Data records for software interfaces
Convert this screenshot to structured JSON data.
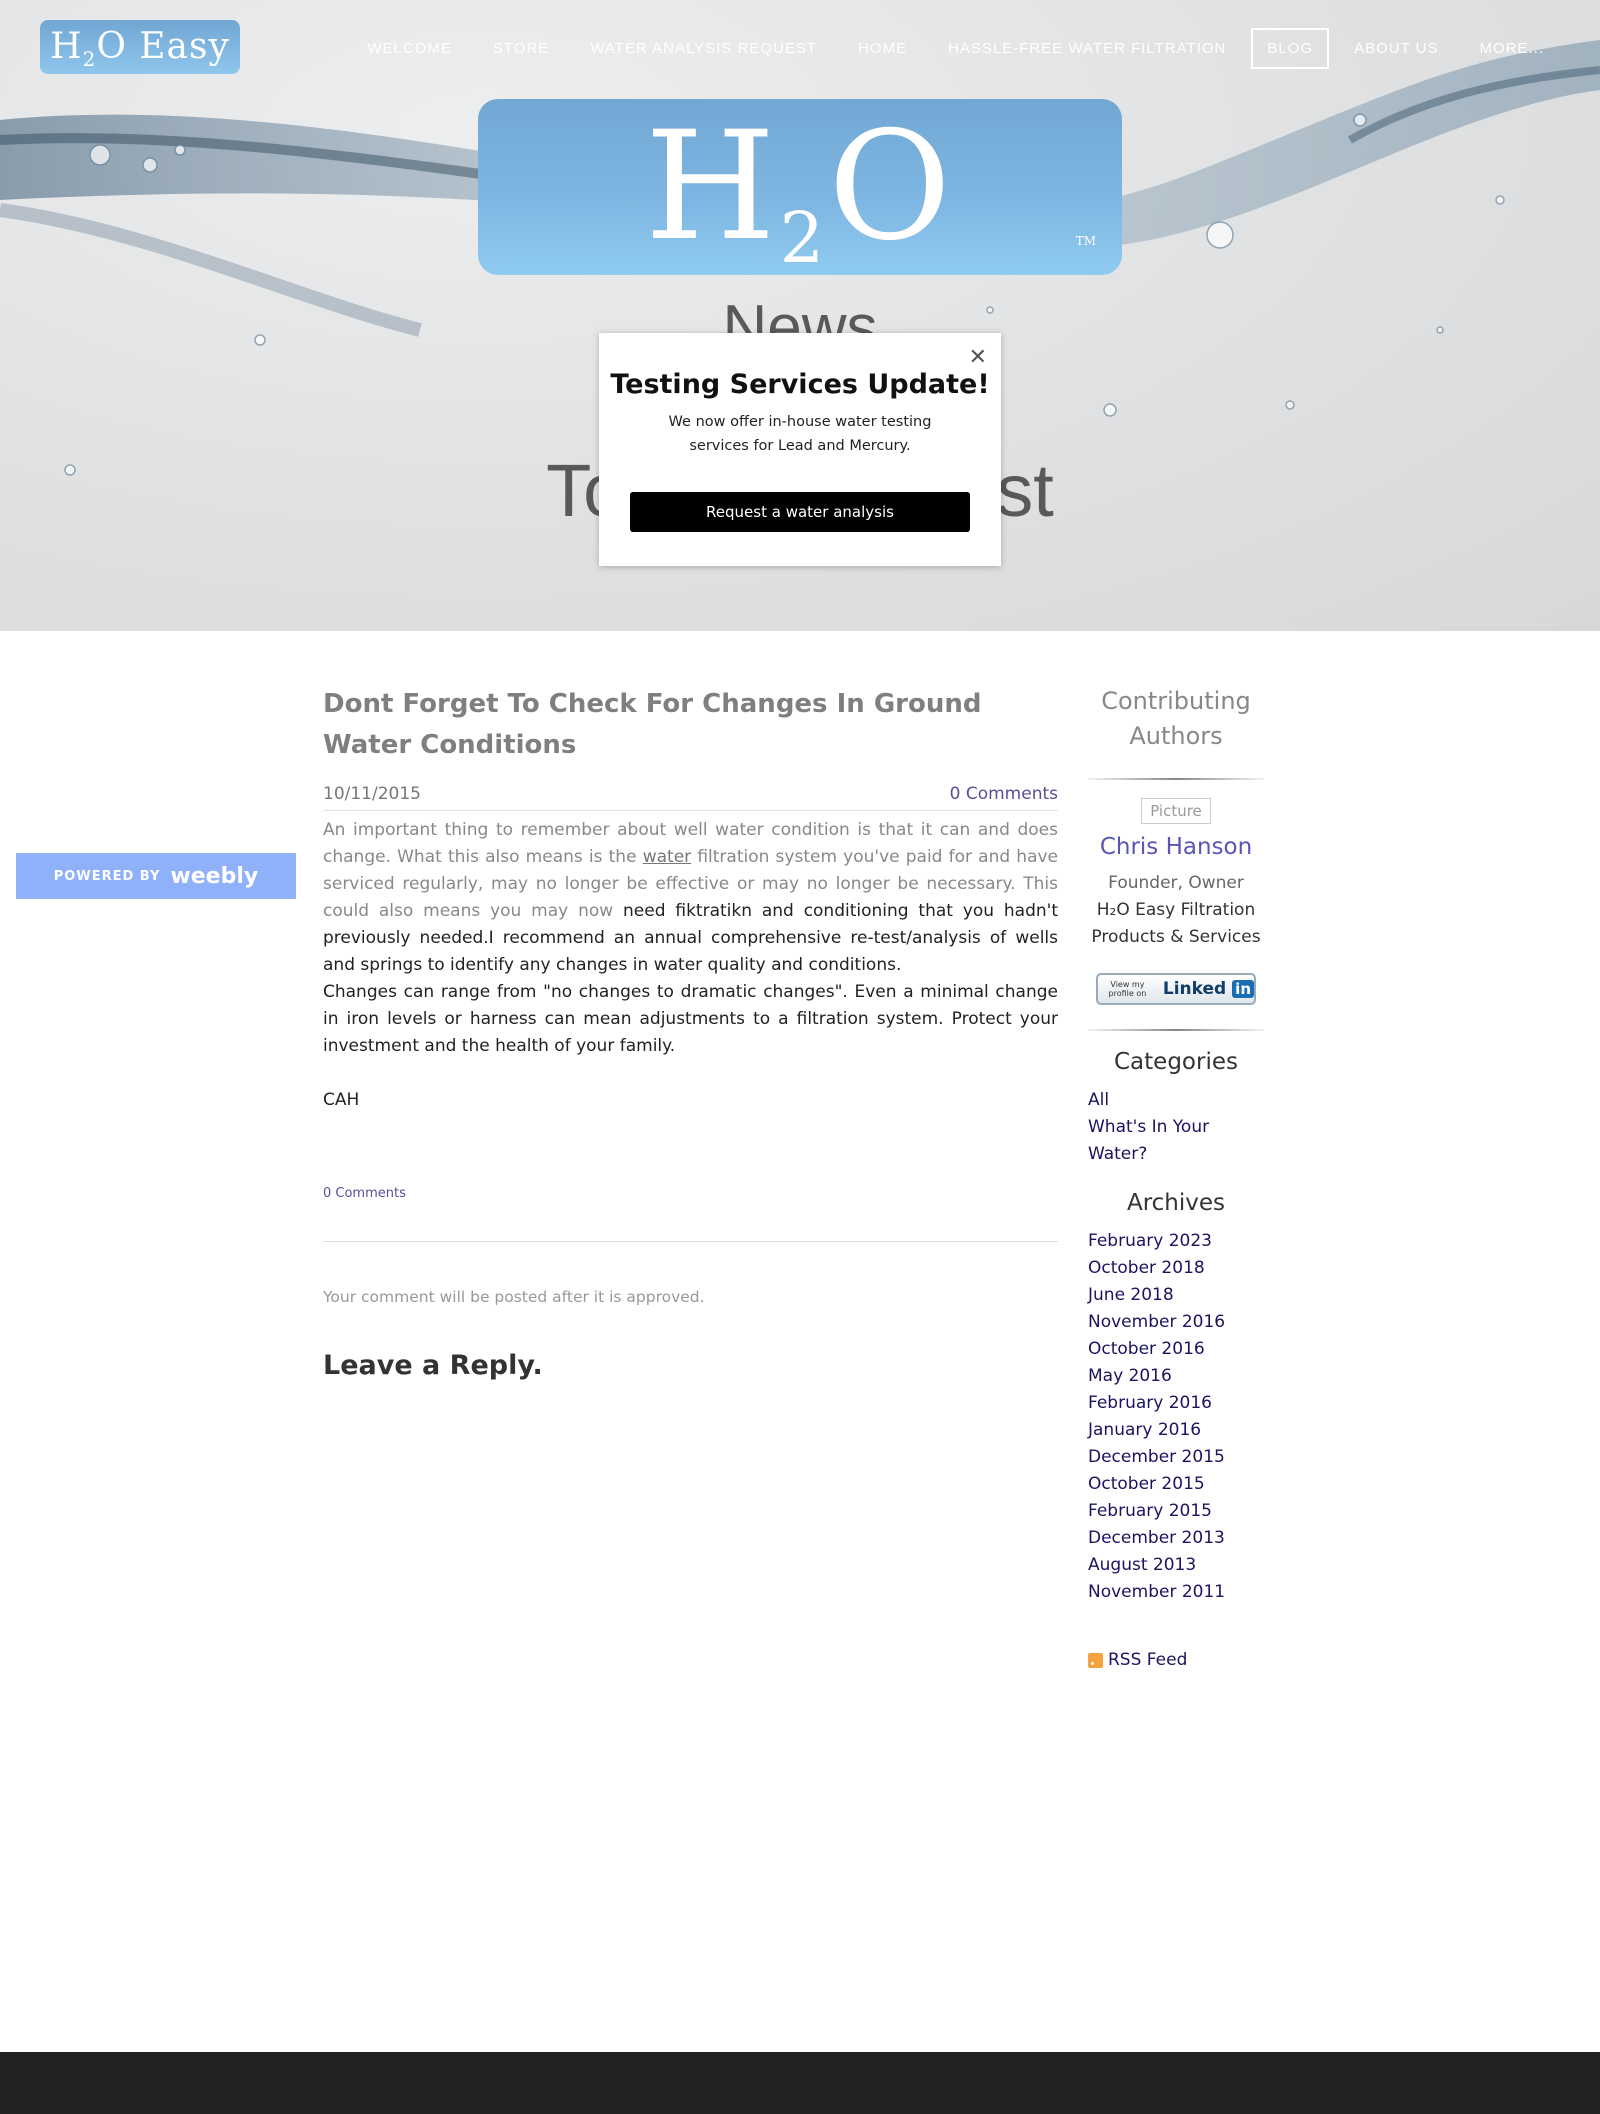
{
  "brand": {
    "logo_main": "H",
    "logo_sub": "2",
    "logo_rest": "O Easy",
    "tm": "TM"
  },
  "nav": {
    "items": [
      "WELCOME",
      "STORE",
      "WATER ANALYSIS REQUEST",
      "HOME",
      "HASSLE-FREE WATER FILTRATION",
      "BLOG",
      "ABOUT US",
      "MORE..."
    ],
    "active": "BLOG"
  },
  "hero": {
    "title1": "News",
    "title2": "To",
    "title2_end": "st"
  },
  "popup": {
    "close": "✕",
    "title": "Testing Services Update!",
    "body": "We now offer in-house water testing services for Lead and Mercury.",
    "button": "Request a water analysis"
  },
  "weebly": {
    "powered_by": "POWERED BY",
    "brand": "weebly"
  },
  "post": {
    "title": "Dont Forget To Check For Changes In Ground Water Conditions",
    "date": "10/11/2015",
    "comments": "0 Comments",
    "para1_grey_a": "An important thing to remember about well water condition is that it can and does change. What this also means is the",
    "para1_link": "water",
    "para1_grey_b": "filtration system you've paid for and have serviced regularly, may no longer be effective or may no longer be necessary. This could also means you may now",
    "para1_dark": "need fiktratikn and conditioning that you hadn't previously needed.I recommend an annual comprehensive re-test/analysis of wells and springs to identify any changes in water quality and conditions.",
    "para2": "Changes can range from \"no changes to dramatic changes\". Even a minimal change in iron levels or harness can mean adjustments to a filtration system. Protect your investment and the health of your family.",
    "signature": "CAH",
    "comments_small": "0 Comments",
    "notice": "Your comment will be posted after it is approved.",
    "reply_heading": "Leave a Reply."
  },
  "sidebar": {
    "contrib_heading": "Contributing Authors",
    "picture_alt": "Picture",
    "author": "Chris Hanson",
    "role": "Founder, Owner",
    "company": "H₂O Easy Filtration Products & Services",
    "linkedin_view": "View my profile on",
    "linkedin_brand": "Linked",
    "linkedin_in": "in",
    "categories_heading": "Categories",
    "categories": [
      "All",
      "What's In Your Water?"
    ],
    "archives_heading": "Archives",
    "archives": [
      "February 2023",
      "October 2018",
      "June 2018",
      "November 2016",
      "October 2016",
      "May 2016",
      "February 2016",
      "January 2016",
      "December 2015",
      "October 2015",
      "February 2015",
      "December 2013",
      "August 2013",
      "November 2011"
    ],
    "rss": "RSS Feed"
  },
  "colors": {
    "accent": "#5a55b4",
    "link_dark": "#1a1460",
    "logo_blue": "#7fb7e2",
    "footer": "#222222",
    "weebly": "#8fb1f9"
  }
}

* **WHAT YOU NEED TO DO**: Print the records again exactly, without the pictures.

* **WRITTEN RESPONSE**:
Convert this screenshot to structured JSON data.
{
  "brand": {
    "logo_main": "H",
    "logo_sub": "2",
    "logo_rest": "O Easy",
    "tm": "TM"
  },
  "nav": {
    "items": [
      "WELCOME",
      "STORE",
      "WATER ANALYSIS REQUEST",
      "HOME",
      "HASSLE-FREE WATER FILTRATION",
      "BLOG",
      "ABOUT US",
      "MORE..."
    ],
    "active": "BLOG"
  },
  "hero": {
    "title1": "News",
    "title2": "To",
    "title2_end": "st"
  },
  "popup": {
    "close": "✕",
    "title": "Testing Services Update!",
    "body": "We now offer in-house water testing services for Lead and Mercury.",
    "button": "Request a water analysis"
  },
  "weebly": {
    "powered_by": "POWERED BY",
    "brand": "weebly"
  },
  "post": {
    "title": "Dont Forget To Check For Changes In Ground Water Conditions",
    "date": "10/11/2015",
    "comments": "0 Comments",
    "para1_grey_a": "An important thing to remember about well water condition is that it can and does change. What this also means is the",
    "para1_link": "water",
    "para1_grey_b": "filtration system you've paid for and have serviced regularly, may no longer be effective or may no longer be necessary. This could also means you may now",
    "para1_dark": "need fiktratikn and conditioning that you hadn't previously needed.I recommend an annual comprehensive re-test/analysis of wells and springs to identify any changes in water quality and conditions.",
    "para2": "Changes can range from \"no changes to dramatic changes\". Even a minimal change in iron levels or harness can mean adjustments to a filtration system. Protect your investment and the health of your family.",
    "signature": "CAH",
    "comments_small": "0 Comments",
    "notice": "Your comment will be posted after it is approved.",
    "reply_heading": "Leave a Reply."
  },
  "sidebar": {
    "contrib_heading": "Contributing Authors",
    "picture_alt": "Picture",
    "author": "Chris Hanson",
    "role": "Founder, Owner",
    "company": "H₂O Easy Filtration Products & Services",
    "linkedin_view": "View my profile on",
    "linkedin_brand": "Linked",
    "linkedin_in": "in",
    "categories_heading": "Categories",
    "categories": [
      "All",
      "What's In Your Water?"
    ],
    "archives_heading": "Archives",
    "archives": [
      "February 2023",
      "October 2018",
      "June 2018",
      "November 2016",
      "October 2016",
      "May 2016",
      "February 2016",
      "January 2016",
      "December 2015",
      "October 2015",
      "February 2015",
      "December 2013",
      "August 2013",
      "November 2011"
    ],
    "rss": "RSS Feed"
  },
  "colors": {
    "accent": "#5a55b4",
    "link_dark": "#1a1460",
    "logo_blue": "#7fb7e2",
    "footer": "#222222",
    "weebly": "#8fb1f9"
  }
}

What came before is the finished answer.